In the world we live in, the only way we can hold onto an untainted joy is to ignore the pain, shy away from the death, and pretend that the smallness of our lives can’t make a difference. I know this sounds harsh.  I felt it when I typed it.  But I’m convinced it’s true.

Last night, as I was preparing for sleep, I wept for those who died from lack of food. I told my wife how overwhelming the thoughts were when she reminded me that I am but one person who can still make a difference right here in Washington.  Then I thought of a quote attributed to John Wesley, the founder of the Methodist movement:

“Do all the good you can, by all the means you can, in all the ways you can, in all the places you can, at all the times you can, to all the people you can, as long as ever you can.”

Is there a better articulation of how we can respond to crises and calamity that feels too big? Certainly not.  Wesley was right.  Just do the best with what you can when you can.  Perhaps that is how death loses its victory and sting.  When people like you and me refuse to let the pain of the world keep us down, then death is rendered dead.  When people like you and me remember that the countless dead had families, and stories, and we promise to work for a better tomorrow, death is rendered null and void, impotent in its attempts to break our spirits.

That is my Easter joy.  Knowing that the good that I can do, however small it may be, is playing a part in defeating the forces of death, hell, and the grave one last time…knowing all of this keeps me going. How are you going to play your part in destroying death’s sting? It begins with doing even just a little bit of good.

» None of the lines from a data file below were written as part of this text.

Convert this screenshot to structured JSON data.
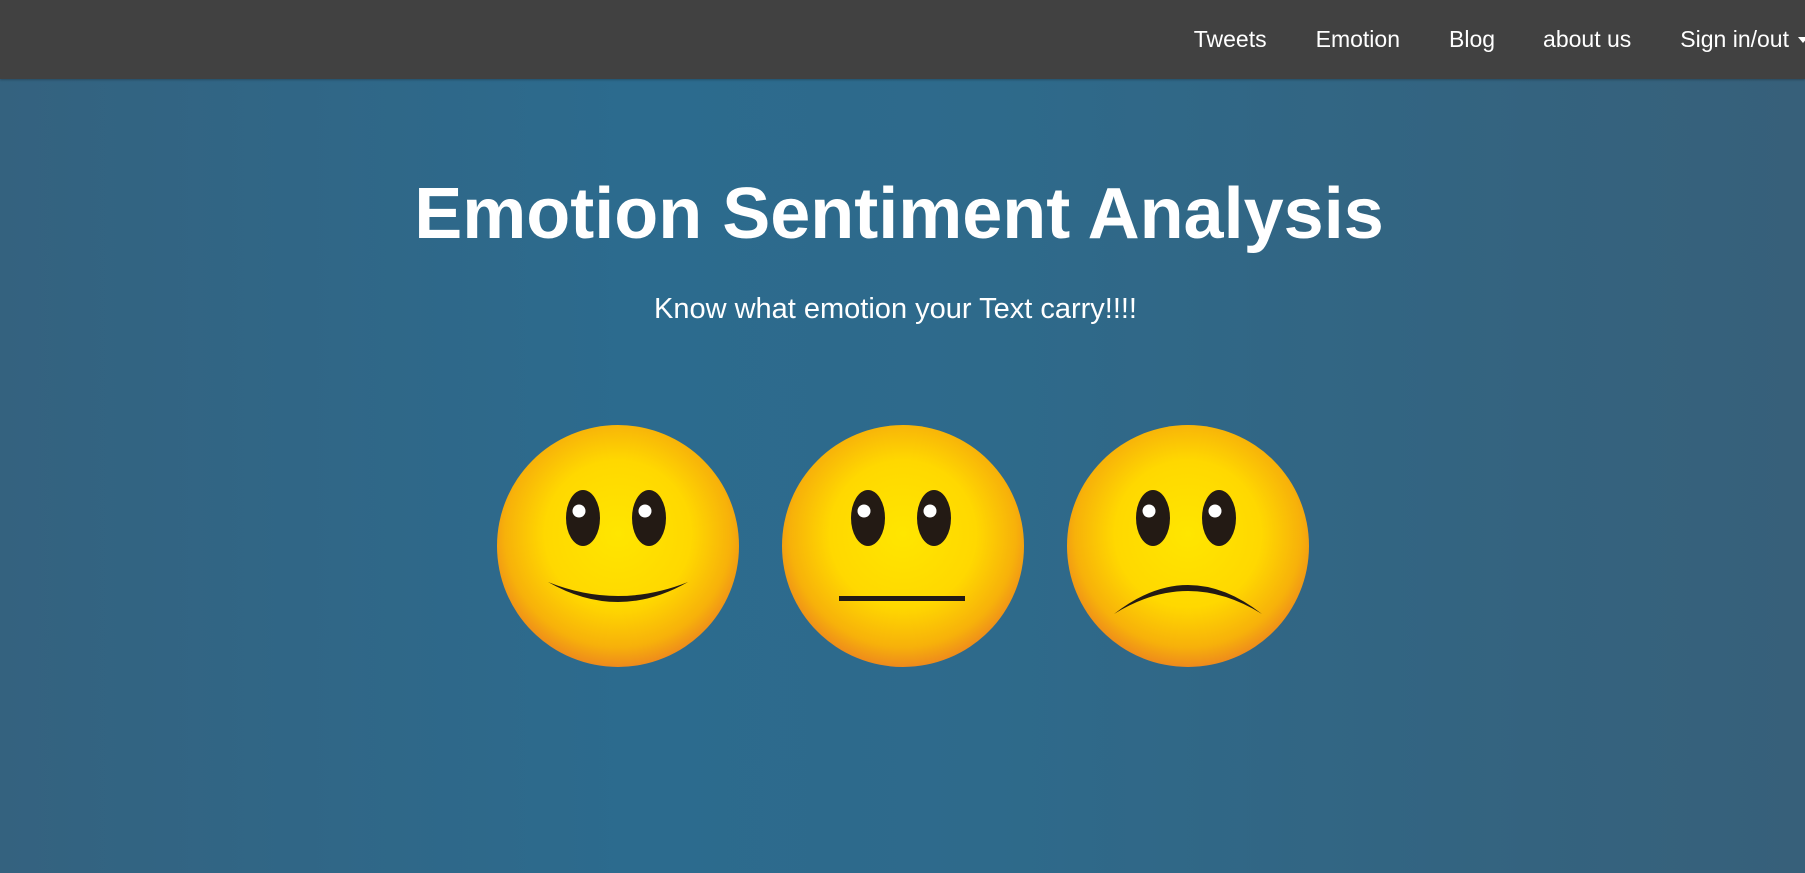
{
  "nav": {
    "items": [
      {
        "label": "Tweets"
      },
      {
        "label": "Emotion"
      },
      {
        "label": "Blog"
      },
      {
        "label": "about us"
      },
      {
        "label": "Sign in/out"
      }
    ]
  },
  "hero": {
    "title": "Emotion Sentiment Analysis",
    "subtitle": "Know what emotion your Text carry!!!!"
  },
  "emojis": [
    {
      "icon": "happy-face-icon"
    },
    {
      "icon": "neutral-face-icon"
    },
    {
      "icon": "sad-face-icon"
    }
  ],
  "colors": {
    "navbar": "#414141",
    "hero_background": "#2e6a8b",
    "emoji_center": "#ffe600",
    "emoji_edge": "#f08c1a"
  }
}
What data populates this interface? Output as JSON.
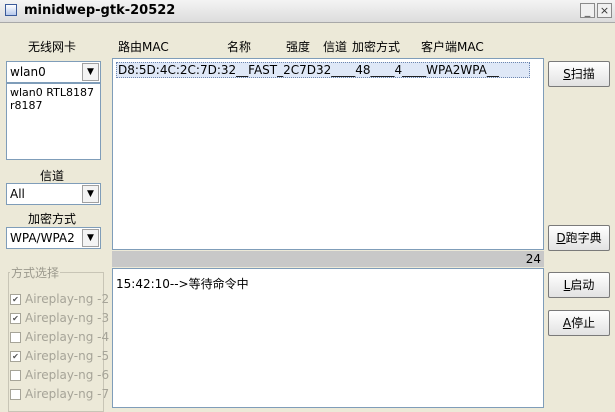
{
  "window": {
    "title": "minidwep-gtk-20522",
    "minimize": "_",
    "close": "×"
  },
  "left": {
    "nic_label": "无线网卡",
    "nic_value": "wlan0",
    "nic_info": [
      "wlan0 RTL8187",
      "r8187"
    ],
    "channel_label": "信道",
    "channel_value": "All",
    "encryption_label": "加密方式",
    "encryption_value": "WPA/WPA2",
    "mode_group_title": "方式选择",
    "modes": [
      {
        "label": "Aireplay-ng -2",
        "checked": true
      },
      {
        "label": "Aireplay-ng -3",
        "checked": true
      },
      {
        "label": "Aireplay-ng -4",
        "checked": false
      },
      {
        "label": "Aireplay-ng -5",
        "checked": true
      },
      {
        "label": "Aireplay-ng -6",
        "checked": false
      },
      {
        "label": "Aireplay-ng -7",
        "checked": false
      }
    ]
  },
  "table": {
    "headers": [
      "路由MAC",
      "名称",
      "强度",
      "信道",
      "加密方式",
      "客户端MAC"
    ],
    "rows": [
      "D8:5D:4C:2C:7D:32__FAST_2C7D32____48____4____WPA2WPA__"
    ]
  },
  "progress": {
    "value": "24"
  },
  "log": {
    "lines": [
      "15:42:10-->等待命令中"
    ]
  },
  "buttons": {
    "scan": {
      "key": "S",
      "text": "扫描"
    },
    "dict": {
      "key": "D",
      "text": "跑字典"
    },
    "start": {
      "key": "L",
      "text": "启动"
    },
    "stop": {
      "key": "A",
      "text": "停止"
    }
  }
}
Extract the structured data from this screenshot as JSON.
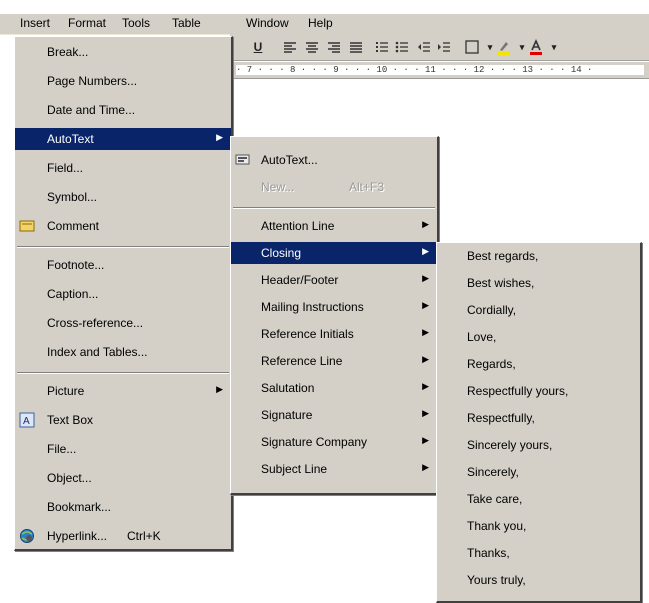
{
  "menubar": [
    "Insert",
    "Format",
    "Tools",
    "Table",
    "Window",
    "Help"
  ],
  "toolbar": {
    "underline": "U",
    "ruler_text": "· 7 · · · 8 · · · 9 · · · 10 · · · 11 · · · 12 · · · 13 · · · 14 ·"
  },
  "insert_menu": {
    "items": [
      {
        "label": "Break..."
      },
      {
        "label": "Page Numbers..."
      },
      {
        "label": "Date and Time..."
      },
      {
        "label": "AutoText",
        "submenu": true,
        "selected": true
      },
      {
        "label": "Field..."
      },
      {
        "label": "Symbol..."
      },
      {
        "label": "Comment",
        "icon": "comment-icon"
      },
      {
        "label": "Footnote..."
      },
      {
        "label": "Caption..."
      },
      {
        "label": "Cross-reference..."
      },
      {
        "label": "Index and Tables..."
      },
      {
        "label": "Picture",
        "submenu": true
      },
      {
        "label": "Text Box",
        "icon": "text-box-icon"
      },
      {
        "label": "File..."
      },
      {
        "label": "Object..."
      },
      {
        "label": "Bookmark..."
      },
      {
        "label": "Hyperlink...",
        "shortcut": "Ctrl+K",
        "icon": "hyperlink-icon"
      }
    ]
  },
  "autotext_menu": {
    "items": [
      {
        "label": "AutoText...",
        "icon": "autotext-icon"
      },
      {
        "label": "New...",
        "shortcut": "Alt+F3",
        "disabled": true
      },
      {
        "label": "Attention Line",
        "submenu": true
      },
      {
        "label": "Closing",
        "submenu": true,
        "selected": true
      },
      {
        "label": "Header/Footer",
        "submenu": true
      },
      {
        "label": "Mailing Instructions",
        "submenu": true
      },
      {
        "label": "Reference Initials",
        "submenu": true
      },
      {
        "label": "Reference Line",
        "submenu": true
      },
      {
        "label": "Salutation",
        "submenu": true
      },
      {
        "label": "Signature",
        "submenu": true
      },
      {
        "label": "Signature Company",
        "submenu": true
      },
      {
        "label": "Subject Line",
        "submenu": true
      }
    ]
  },
  "closing_menu": {
    "items": [
      "Best regards,",
      "Best wishes,",
      "Cordially,",
      "Love,",
      "Regards,",
      "Respectfully yours,",
      "Respectfully,",
      "Sincerely yours,",
      "Sincerely,",
      "Take care,",
      "Thank you,",
      "Thanks,",
      "Yours truly,"
    ]
  },
  "colors": {
    "menu_bg": "#d4d0c8",
    "highlight": "#0a246a"
  }
}
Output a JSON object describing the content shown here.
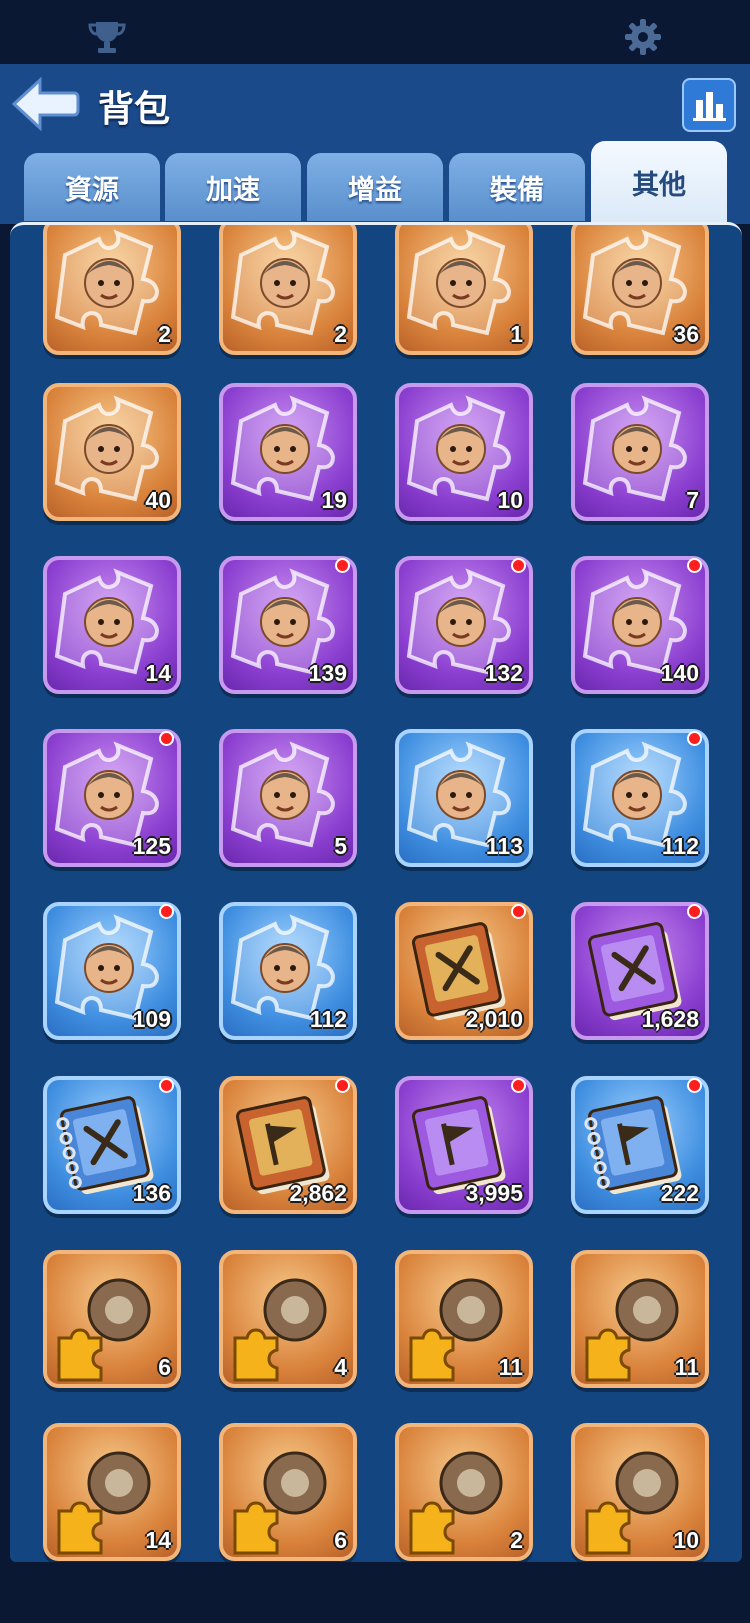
{
  "header": {
    "title": "背包",
    "icons": {
      "trophy": "trophy-icon",
      "settings": "gear-icon",
      "back": "back-arrow-icon",
      "stats": "bar-chart-icon"
    }
  },
  "tabs": [
    {
      "label": "資源",
      "active": false
    },
    {
      "label": "加速",
      "active": false
    },
    {
      "label": "增益",
      "active": false
    },
    {
      "label": "裝備",
      "active": false
    },
    {
      "label": "其他",
      "active": true
    }
  ],
  "items": [
    {
      "count": "2",
      "rarity": "orange",
      "type": "hero-puzzle",
      "dot": false
    },
    {
      "count": "2",
      "rarity": "orange",
      "type": "hero-puzzle",
      "dot": false
    },
    {
      "count": "1",
      "rarity": "orange",
      "type": "hero-puzzle",
      "dot": false
    },
    {
      "count": "36",
      "rarity": "orange",
      "type": "hero-puzzle",
      "dot": false
    },
    {
      "count": "40",
      "rarity": "orange",
      "type": "hero-puzzle",
      "dot": false
    },
    {
      "count": "19",
      "rarity": "purple",
      "type": "hero-puzzle",
      "dot": false
    },
    {
      "count": "10",
      "rarity": "purple",
      "type": "hero-puzzle",
      "dot": false
    },
    {
      "count": "7",
      "rarity": "purple",
      "type": "hero-puzzle",
      "dot": false
    },
    {
      "count": "14",
      "rarity": "purple",
      "type": "hero-puzzle",
      "dot": false
    },
    {
      "count": "139",
      "rarity": "purple",
      "type": "hero-puzzle",
      "dot": true
    },
    {
      "count": "132",
      "rarity": "purple",
      "type": "hero-puzzle",
      "dot": true
    },
    {
      "count": "140",
      "rarity": "purple",
      "type": "hero-puzzle",
      "dot": true
    },
    {
      "count": "125",
      "rarity": "purple",
      "type": "hero-puzzle",
      "dot": true
    },
    {
      "count": "5",
      "rarity": "purple",
      "type": "hero-puzzle",
      "dot": false
    },
    {
      "count": "113",
      "rarity": "blue",
      "type": "hero-puzzle",
      "dot": false
    },
    {
      "count": "112",
      "rarity": "blue",
      "type": "hero-puzzle",
      "dot": true
    },
    {
      "count": "109",
      "rarity": "blue",
      "type": "hero-puzzle",
      "dot": true
    },
    {
      "count": "112",
      "rarity": "blue",
      "type": "hero-puzzle",
      "dot": false
    },
    {
      "count": "2,010",
      "rarity": "orange",
      "type": "book-swords",
      "dot": true
    },
    {
      "count": "1,628",
      "rarity": "purple",
      "type": "book-swords",
      "dot": true
    },
    {
      "count": "136",
      "rarity": "blue",
      "type": "book-swords-spiral",
      "dot": true
    },
    {
      "count": "2,862",
      "rarity": "orange",
      "type": "book-flag",
      "dot": true
    },
    {
      "count": "3,995",
      "rarity": "purple",
      "type": "book-flag",
      "dot": true
    },
    {
      "count": "222",
      "rarity": "blue",
      "type": "book-flag-spiral",
      "dot": true
    },
    {
      "count": "6",
      "rarity": "orange",
      "type": "gear-piece",
      "dot": false
    },
    {
      "count": "4",
      "rarity": "orange",
      "type": "gear-piece",
      "dot": false
    },
    {
      "count": "11",
      "rarity": "orange",
      "type": "gear-piece",
      "dot": false
    },
    {
      "count": "11",
      "rarity": "orange",
      "type": "gear-piece",
      "dot": false
    },
    {
      "count": "14",
      "rarity": "orange",
      "type": "gear-piece",
      "dot": false
    },
    {
      "count": "6",
      "rarity": "orange",
      "type": "gear-piece",
      "dot": false
    },
    {
      "count": "2",
      "rarity": "orange",
      "type": "gear-piece",
      "dot": false
    },
    {
      "count": "10",
      "rarity": "orange",
      "type": "gear-piece",
      "dot": false
    }
  ]
}
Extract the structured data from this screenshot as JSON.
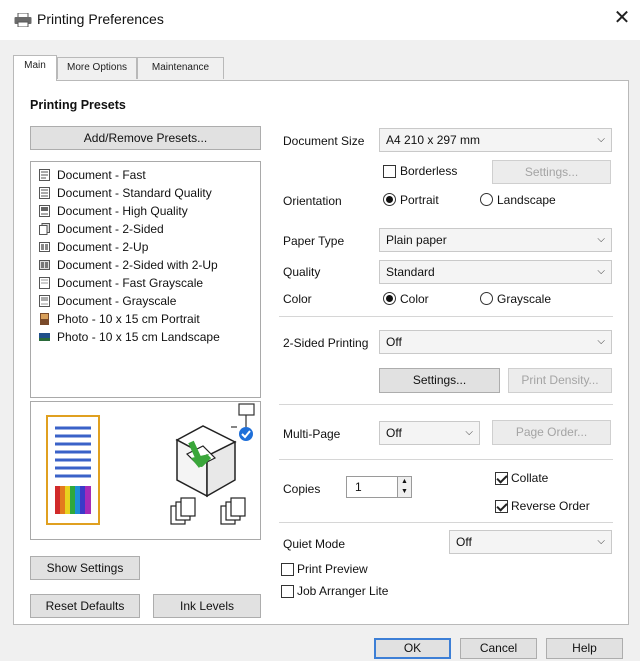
{
  "window": {
    "title": "Printing Preferences",
    "close_glyph": "✕"
  },
  "tabs": [
    {
      "label": "Main",
      "active": true
    },
    {
      "label": "More Options",
      "active": false
    },
    {
      "label": "Maintenance",
      "active": false
    }
  ],
  "presets": {
    "title": "Printing Presets",
    "add_remove_label": "Add/Remove Presets...",
    "items": [
      {
        "label": "Document - Fast",
        "icon": "document-fast-icon"
      },
      {
        "label": "Document - Standard Quality",
        "icon": "document-standard-icon"
      },
      {
        "label": "Document - High Quality",
        "icon": "document-high-quality-icon"
      },
      {
        "label": "Document - 2-Sided",
        "icon": "document-2-sided-icon"
      },
      {
        "label": "Document - 2-Up",
        "icon": "document-2-up-icon"
      },
      {
        "label": "Document - 2-Sided with 2-Up",
        "icon": "document-2-sided-2-up-icon"
      },
      {
        "label": "Document - Fast Grayscale",
        "icon": "document-fast-grayscale-icon"
      },
      {
        "label": "Document - Grayscale",
        "icon": "document-grayscale-icon"
      },
      {
        "label": "Photo - 10 x 15 cm Portrait",
        "icon": "photo-portrait-icon"
      },
      {
        "label": "Photo - 10 x 15 cm Landscape",
        "icon": "photo-landscape-icon"
      }
    ]
  },
  "left_buttons": {
    "show_settings": "Show Settings",
    "reset_defaults": "Reset Defaults",
    "ink_levels": "Ink Levels"
  },
  "settings": {
    "document_size": {
      "label": "Document Size",
      "value": "A4 210 x 297 mm"
    },
    "borderless": {
      "label": "Borderless",
      "checked": false
    },
    "borderless_settings": "Settings...",
    "orientation": {
      "label": "Orientation",
      "options": [
        "Portrait",
        "Landscape"
      ],
      "selected": "Portrait"
    },
    "paper_type": {
      "label": "Paper Type",
      "value": "Plain paper"
    },
    "quality": {
      "label": "Quality",
      "value": "Standard"
    },
    "color": {
      "label": "Color",
      "options": [
        "Color",
        "Grayscale"
      ],
      "selected": "Color"
    },
    "two_sided": {
      "label": "2-Sided Printing",
      "value": "Off"
    },
    "two_sided_settings": "Settings...",
    "print_density": "Print Density...",
    "multi_page": {
      "label": "Multi-Page",
      "value": "Off"
    },
    "page_order": "Page Order...",
    "copies": {
      "label": "Copies",
      "value": "1"
    },
    "collate": {
      "label": "Collate",
      "checked": true
    },
    "reverse_order": {
      "label": "Reverse Order",
      "checked": true
    },
    "quiet_mode": {
      "label": "Quiet Mode",
      "value": "Off"
    },
    "print_preview": {
      "label": "Print Preview",
      "checked": false
    },
    "job_arranger": {
      "label": "Job Arranger Lite",
      "checked": false
    }
  },
  "footer": {
    "ok": "OK",
    "cancel": "Cancel",
    "help": "Help"
  },
  "colors": {
    "accent": "#3d7fd6",
    "check_badge": "#1e6fd9",
    "arrow_green": "#3aa63a"
  }
}
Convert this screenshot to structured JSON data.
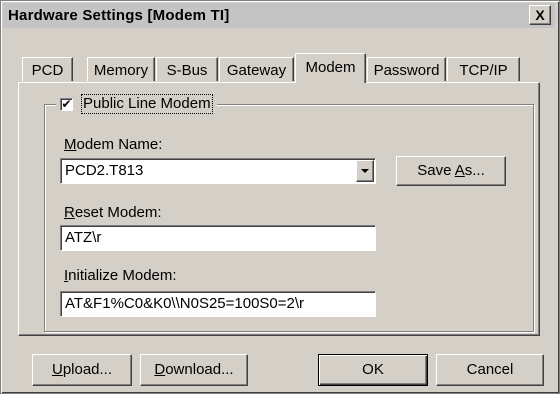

Chris Adams is the Rector at St. Peter’s Episcopal Church in Washington.